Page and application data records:
::::::

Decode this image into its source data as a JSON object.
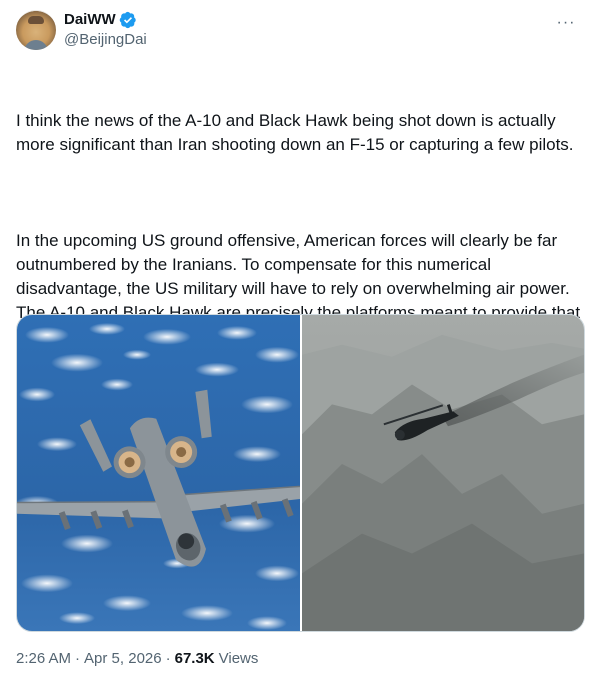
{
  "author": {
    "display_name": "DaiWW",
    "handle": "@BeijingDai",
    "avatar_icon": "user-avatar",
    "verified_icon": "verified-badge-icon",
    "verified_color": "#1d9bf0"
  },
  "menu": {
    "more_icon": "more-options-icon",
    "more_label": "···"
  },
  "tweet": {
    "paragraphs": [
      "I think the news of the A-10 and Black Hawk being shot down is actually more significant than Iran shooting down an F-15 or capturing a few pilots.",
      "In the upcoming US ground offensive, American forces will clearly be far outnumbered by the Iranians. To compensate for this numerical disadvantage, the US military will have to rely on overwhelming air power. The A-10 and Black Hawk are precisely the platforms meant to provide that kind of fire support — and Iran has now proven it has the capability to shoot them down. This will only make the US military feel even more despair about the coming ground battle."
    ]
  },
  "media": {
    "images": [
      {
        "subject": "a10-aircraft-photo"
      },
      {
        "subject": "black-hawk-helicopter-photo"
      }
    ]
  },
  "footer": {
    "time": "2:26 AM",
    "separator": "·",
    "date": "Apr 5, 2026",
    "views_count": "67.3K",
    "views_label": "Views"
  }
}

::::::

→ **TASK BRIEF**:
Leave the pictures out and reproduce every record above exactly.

→ **PROBLEM SOLUTION**:
Decode this image into its source data as a JSON object.
{
  "author": {
    "display_name": "DaiWW",
    "handle": "@BeijingDai",
    "avatar_icon": "user-avatar",
    "verified_icon": "verified-badge-icon",
    "verified_color": "#1d9bf0"
  },
  "menu": {
    "more_icon": "more-options-icon",
    "more_label": "···"
  },
  "tweet": {
    "paragraphs": [
      "I think the news of the A-10 and Black Hawk being shot down is actually more significant than Iran shooting down an F-15 or capturing a few pilots.",
      "In the upcoming US ground offensive, American forces will clearly be far outnumbered by the Iranians. To compensate for this numerical disadvantage, the US military will have to rely on overwhelming air power. The A-10 and Black Hawk are precisely the platforms meant to provide that kind of fire support — and Iran has now proven it has the capability to shoot them down. This will only make the US military feel even more despair about the coming ground battle."
    ]
  },
  "media": {
    "images": [
      {
        "subject": "a10-aircraft-photo"
      },
      {
        "subject": "black-hawk-helicopter-photo"
      }
    ]
  },
  "footer": {
    "time": "2:26 AM",
    "separator": "·",
    "date": "Apr 5, 2026",
    "views_count": "67.3K",
    "views_label": "Views"
  }
}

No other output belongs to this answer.